**Data extracted from a collection**
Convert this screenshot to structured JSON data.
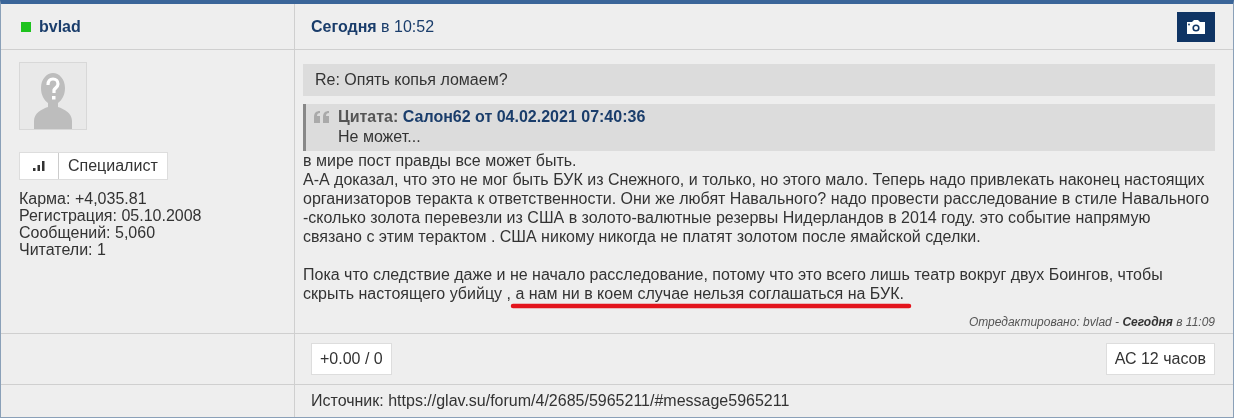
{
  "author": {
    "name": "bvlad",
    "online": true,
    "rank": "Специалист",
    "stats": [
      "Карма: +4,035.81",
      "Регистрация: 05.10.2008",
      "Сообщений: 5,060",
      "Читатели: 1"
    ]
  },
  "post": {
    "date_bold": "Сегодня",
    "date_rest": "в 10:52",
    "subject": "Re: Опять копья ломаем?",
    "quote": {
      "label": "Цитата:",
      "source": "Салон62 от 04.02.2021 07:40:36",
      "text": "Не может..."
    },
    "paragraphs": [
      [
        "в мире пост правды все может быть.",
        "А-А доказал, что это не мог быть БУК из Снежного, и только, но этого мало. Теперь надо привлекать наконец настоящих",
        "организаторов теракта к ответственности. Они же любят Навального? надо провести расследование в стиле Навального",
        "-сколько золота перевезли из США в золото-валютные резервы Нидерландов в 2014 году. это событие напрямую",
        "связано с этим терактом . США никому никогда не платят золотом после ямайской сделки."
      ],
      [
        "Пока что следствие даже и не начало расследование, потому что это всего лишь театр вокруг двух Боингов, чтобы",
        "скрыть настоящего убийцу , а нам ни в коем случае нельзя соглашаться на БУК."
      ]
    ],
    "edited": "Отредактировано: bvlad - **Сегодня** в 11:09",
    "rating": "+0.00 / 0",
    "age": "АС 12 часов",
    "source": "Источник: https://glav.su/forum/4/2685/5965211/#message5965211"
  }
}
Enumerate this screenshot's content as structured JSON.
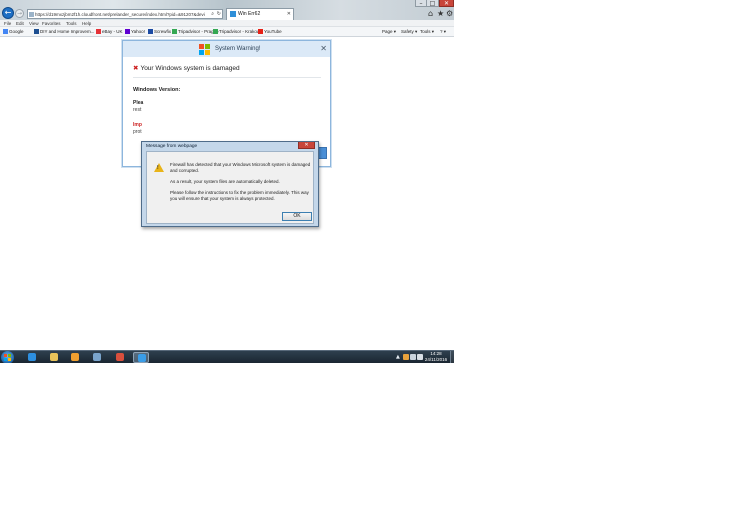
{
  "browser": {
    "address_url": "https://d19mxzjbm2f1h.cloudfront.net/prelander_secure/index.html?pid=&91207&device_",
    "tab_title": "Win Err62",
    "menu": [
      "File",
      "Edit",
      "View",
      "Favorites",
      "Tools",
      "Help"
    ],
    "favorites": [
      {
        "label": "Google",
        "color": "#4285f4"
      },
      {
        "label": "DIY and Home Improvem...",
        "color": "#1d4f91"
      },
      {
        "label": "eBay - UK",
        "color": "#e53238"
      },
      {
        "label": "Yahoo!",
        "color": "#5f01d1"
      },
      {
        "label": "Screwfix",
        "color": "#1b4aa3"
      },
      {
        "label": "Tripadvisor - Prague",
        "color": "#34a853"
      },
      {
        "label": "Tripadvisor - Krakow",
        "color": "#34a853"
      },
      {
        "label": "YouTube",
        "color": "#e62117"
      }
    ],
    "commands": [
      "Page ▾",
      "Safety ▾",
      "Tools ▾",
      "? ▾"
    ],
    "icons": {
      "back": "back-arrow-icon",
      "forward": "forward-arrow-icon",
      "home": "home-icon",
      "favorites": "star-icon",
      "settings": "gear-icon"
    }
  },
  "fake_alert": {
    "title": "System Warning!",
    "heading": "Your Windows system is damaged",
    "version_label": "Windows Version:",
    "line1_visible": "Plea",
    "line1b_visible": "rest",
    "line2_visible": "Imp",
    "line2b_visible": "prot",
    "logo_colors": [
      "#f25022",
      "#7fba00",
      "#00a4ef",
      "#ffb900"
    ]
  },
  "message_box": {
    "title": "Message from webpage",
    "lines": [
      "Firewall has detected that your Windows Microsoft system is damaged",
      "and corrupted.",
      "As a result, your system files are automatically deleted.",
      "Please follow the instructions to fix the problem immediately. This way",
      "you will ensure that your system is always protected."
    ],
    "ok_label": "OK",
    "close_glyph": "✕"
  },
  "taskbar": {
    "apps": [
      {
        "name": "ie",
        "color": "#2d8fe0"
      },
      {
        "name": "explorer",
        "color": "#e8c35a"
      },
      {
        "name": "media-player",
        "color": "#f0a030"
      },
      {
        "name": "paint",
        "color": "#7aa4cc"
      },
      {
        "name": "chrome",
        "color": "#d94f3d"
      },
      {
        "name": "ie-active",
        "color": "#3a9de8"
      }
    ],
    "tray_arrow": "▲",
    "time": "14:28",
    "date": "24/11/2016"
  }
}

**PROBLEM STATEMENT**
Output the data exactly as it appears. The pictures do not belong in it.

**WRITTEN RESPONSE**
Convert this screenshot to structured JSON data.
{
  "author": {
    "name": "bvlad",
    "online": true,
    "rank": "Специалист",
    "stats": [
      "Карма: +4,035.81",
      "Регистрация: 05.10.2008",
      "Сообщений: 5,060",
      "Читатели: 1"
    ]
  },
  "post": {
    "date_bold": "Сегодня",
    "date_rest": "в 10:52",
    "subject": "Re: Опять копья ломаем?",
    "quote": {
      "label": "Цитата:",
      "source": "Салон62 от 04.02.2021 07:40:36",
      "text": "Не может..."
    },
    "paragraphs": [
      [
        "в мире пост правды все может быть.",
        "А-А доказал, что это не мог быть БУК из Снежного, и только, но этого мало. Теперь надо привлекать наконец настоящих",
        "организаторов теракта к ответственности. Они же любят Навального? надо провести расследование в стиле Навального",
        "-сколько золота перевезли из США в золото-валютные резервы Нидерландов в 2014 году. это событие напрямую",
        "связано с этим терактом . США никому никогда не платят золотом после ямайской сделки."
      ],
      [
        "Пока что следствие даже и не начало расследование, потому что это всего лишь театр вокруг двух Боингов, чтобы",
        "скрыть настоящего убийцу , а нам ни в коем случае нельзя соглашаться на БУК."
      ]
    ],
    "edited": "Отредактировано: bvlad - **Сегодня** в 11:09",
    "rating": "+0.00 / 0",
    "age": "АС 12 часов",
    "source": "Источник: https://glav.su/forum/4/2685/5965211/#message5965211"
  }
}
Enumerate this screenshot's content as structured JSON.
{
  "browser": {
    "address_url": "https://d19mxzjbm2f1h.cloudfront.net/prelander_secure/index.html?pid=&91207&device_",
    "tab_title": "Win Err62",
    "menu": [
      "File",
      "Edit",
      "View",
      "Favorites",
      "Tools",
      "Help"
    ],
    "favorites": [
      {
        "label": "Google",
        "color": "#4285f4"
      },
      {
        "label": "DIY and Home Improvem...",
        "color": "#1d4f91"
      },
      {
        "label": "eBay - UK",
        "color": "#e53238"
      },
      {
        "label": "Yahoo!",
        "color": "#5f01d1"
      },
      {
        "label": "Screwfix",
        "color": "#1b4aa3"
      },
      {
        "label": "Tripadvisor - Prague",
        "color": "#34a853"
      },
      {
        "label": "Tripadvisor - Krakow",
        "color": "#34a853"
      },
      {
        "label": "YouTube",
        "color": "#e62117"
      }
    ],
    "commands": [
      "Page ▾",
      "Safety ▾",
      "Tools ▾",
      "? ▾"
    ],
    "icons": {
      "back": "back-arrow-icon",
      "forward": "forward-arrow-icon",
      "home": "home-icon",
      "favorites": "star-icon",
      "settings": "gear-icon"
    }
  },
  "fake_alert": {
    "title": "System Warning!",
    "heading": "Your Windows system is damaged",
    "version_label": "Windows Version:",
    "line1_visible": "Plea",
    "line1b_visible": "rest",
    "line2_visible": "Imp",
    "line2b_visible": "prot",
    "logo_colors": [
      "#f25022",
      "#7fba00",
      "#00a4ef",
      "#ffb900"
    ]
  },
  "message_box": {
    "title": "Message from webpage",
    "lines": [
      "Firewall has detected that your Windows Microsoft system is damaged",
      "and corrupted.",
      "As a result, your system files are automatically deleted.",
      "Please follow the instructions to fix the problem immediately. This way",
      "you will ensure that your system is always protected."
    ],
    "ok_label": "OK",
    "close_glyph": "✕"
  },
  "taskbar": {
    "apps": [
      {
        "name": "ie",
        "color": "#2d8fe0"
      },
      {
        "name": "explorer",
        "color": "#e8c35a"
      },
      {
        "name": "media-player",
        "color": "#f0a030"
      },
      {
        "name": "paint",
        "color": "#7aa4cc"
      },
      {
        "name": "chrome",
        "color": "#d94f3d"
      },
      {
        "name": "ie-active",
        "color": "#3a9de8"
      }
    ],
    "tray_arrow": "▲",
    "time": "14:28",
    "date": "24/11/2016"
  }
}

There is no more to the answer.